The Friendly Grizzly said...

It is my understanding that the EPA is upping the Farago standards for 2008. He will be required to yield at least 28 cliches to the road test.

MotorAlley said...

My goodness...where to start...although the problems at Ford seem swift and sudden this has been a slow progress for at least 15-20 years...perhaps longer. GM is driving the lead with Ford shoveling coal into the steamer (or some similar visual).

It all started with the quality revolution. When the quality bus left the station, Ford, GM and Chrysler (now pronounced DaimlerChrysler...except the Chrysler is silent) were napping in their respective bench seats.

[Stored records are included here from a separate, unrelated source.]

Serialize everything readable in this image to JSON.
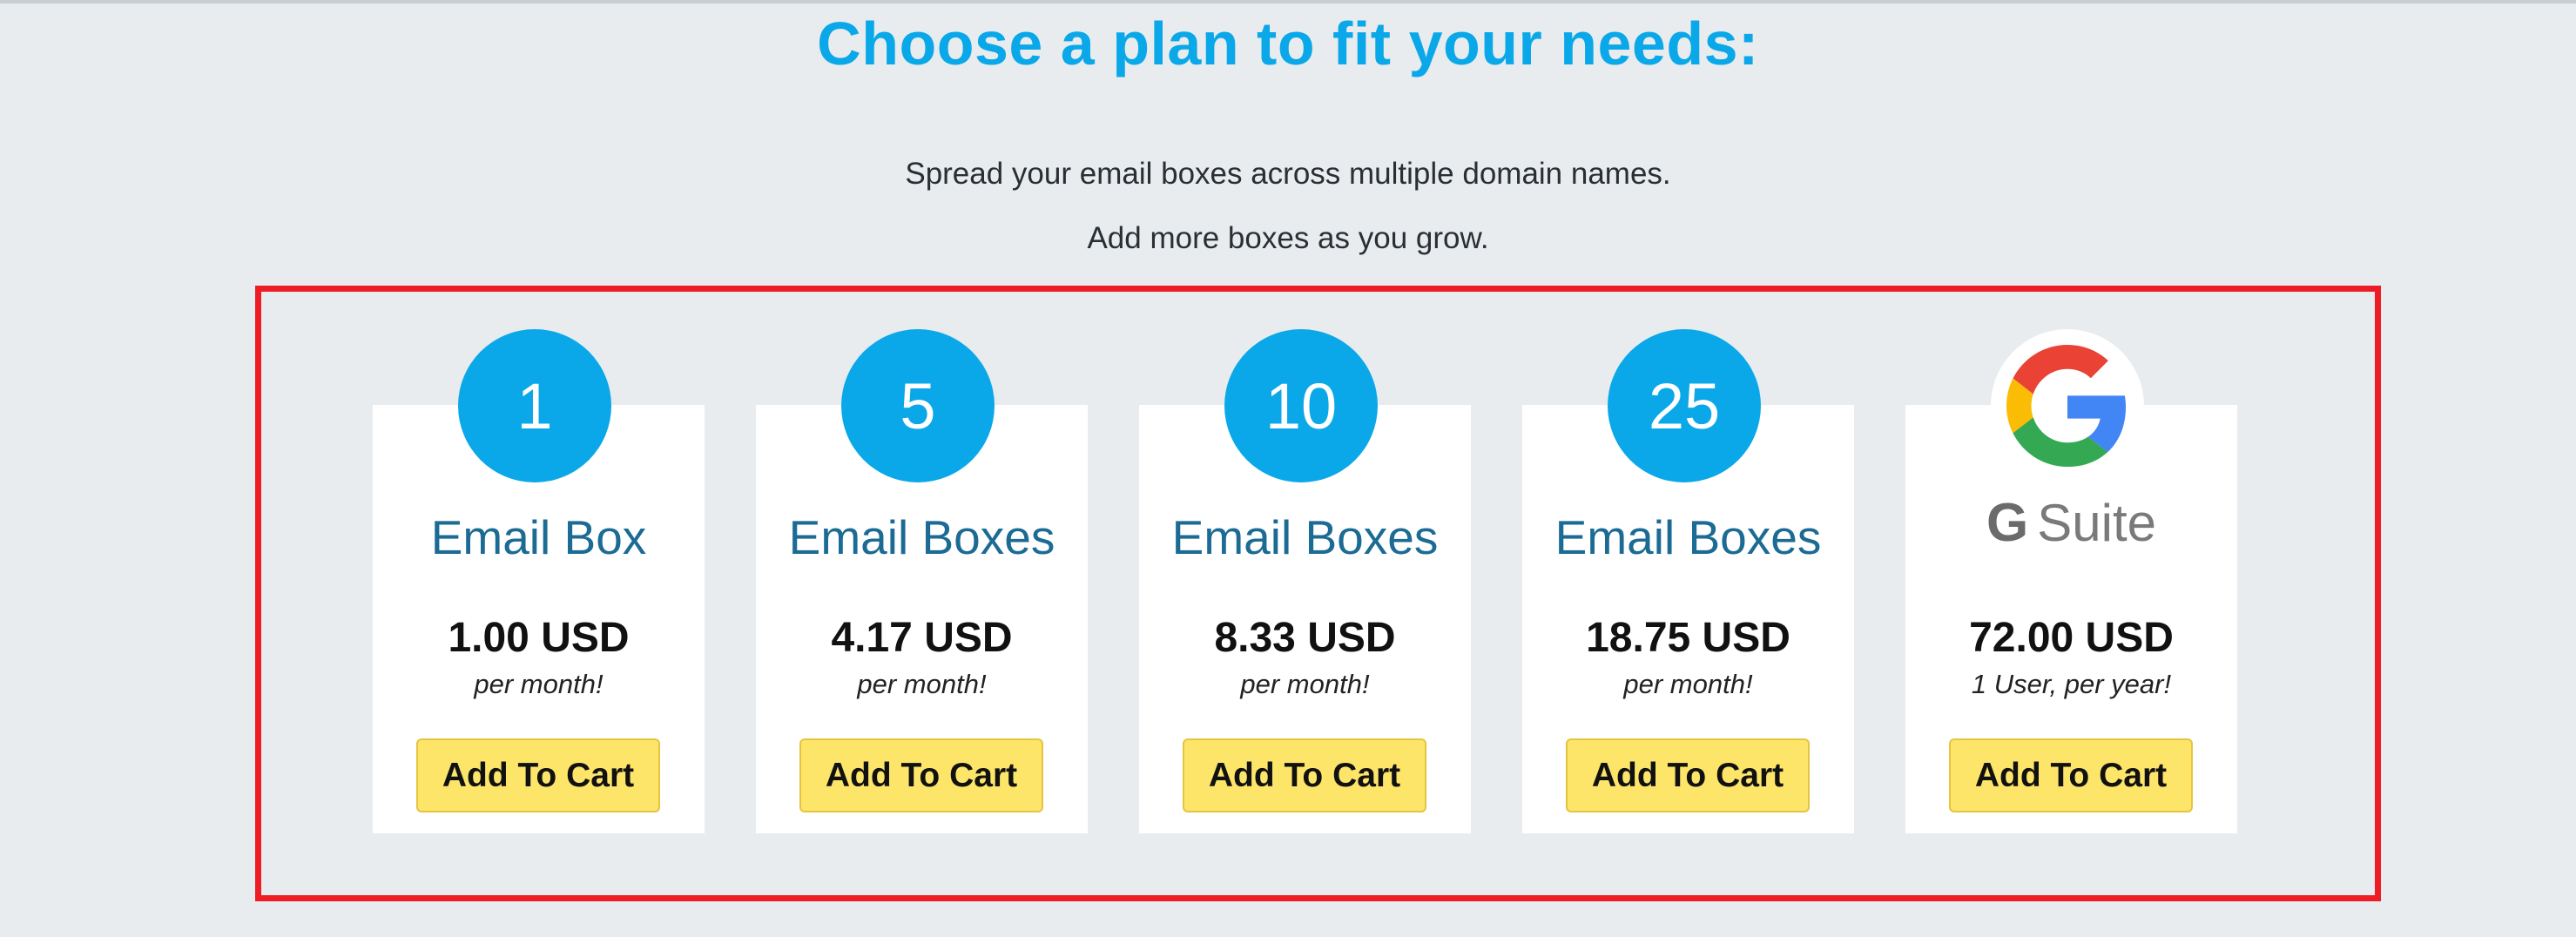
{
  "header": {
    "title": "Choose a plan to fit your needs:",
    "subtitle_line1": "Spread your email boxes across multiple domain names.",
    "subtitle_line2": "Add more boxes as you grow."
  },
  "plans": [
    {
      "count": "1",
      "label": "Email Box",
      "price": "1.00 USD",
      "period": "per month!",
      "button": "Add To Cart"
    },
    {
      "count": "5",
      "label": "Email Boxes",
      "price": "4.17 USD",
      "period": "per month!",
      "button": "Add To Cart"
    },
    {
      "count": "10",
      "label": "Email Boxes",
      "price": "8.33 USD",
      "period": "per month!",
      "button": "Add To Cart"
    },
    {
      "count": "25",
      "label": "Email Boxes",
      "price": "18.75 USD",
      "period": "per month!",
      "button": "Add To Cart"
    },
    {
      "logo": "google-g-icon",
      "brand_letter": "G",
      "brand_name": "Suite",
      "price": "72.00 USD",
      "period": "1 User, per year!",
      "button": "Add To Cart"
    }
  ],
  "colors": {
    "accent": "#0aa8e8",
    "label": "#1b6b94",
    "button": "#fde56a",
    "highlight": "#ee1c25",
    "background": "#e8ecef"
  }
}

But with VRA, it was ok to nap because, after all, there was refuge in SUVs (with 4 doors!), large cars, luxury barges and trucks.

One by one, the dominoes fell, until even the safe haven of 1/4, 1/2 and 3/4 ton trucks is no longer purely "domestic." Gosh...soon Toyota will be making brawny pickmeup trucks in Texas and this won't be Kansas anymore (to mangle another metaphor).

There's no place left to hide. First small cars, then midsize, then large, then SUVs, then luxury, then Minivans (remember the woeful Previa and laughable Honda?) and now...trucks.

Here's my solution...feel free to use this to save your car company.

Go back and find the high water mark for every single car/truck made in Detroit. Make an exact copy of it except drop a smooth powertrain and Audi DSG in it and make sure it can cradle and play an Ipod. Then, sit in barcalounger and watch Americans line up to balloons necessary.

Anonymous said...

Motoralley is right, and it comes down to what I was saying before:

Detroit has never wanted to compete on product...

It's all been about finding some marketing niche, flooding it, owning it as cheaply as possible, and watching the cash come in.

The imports and their emphasis on continued improvements forced Detroit for the first time to have to prioritize product perfection and not marketing spin, and they were never up to the job. They've never wanted to fight one-on-one for the title of BEST minivan, best sedan, best small car. They've just wanted the BEST SELLING one, not realizing that the BEST one these days sells best.

I remember a Ford exec made a comment about why Ford wasn't replacing the Countour/Mystique and said something to the effect of (seriously), "Well, we think the American public is voting with their dollars and want SUV's. That's why we're replacing the Contour with the Escape. In fact, we envision a future where SUV's and trucks will pretty much phase cars out all together..."

And at that moment in about 1999 I thought, "Oh my G*d, Ford is dead... They haven't learned anything from history and are completely delusional..." And they almost did it, almost had a lineup completely devoid of cars. Think about it. The 500 was an add-on to the Freestyle project to replace the Taurus, and there were powers in Ford that didn't want to replace the Mustang. And we all know how the Focus and Crown Vic was gone...

They seriously thought they could just be an SUV company. Amazing...

- Garris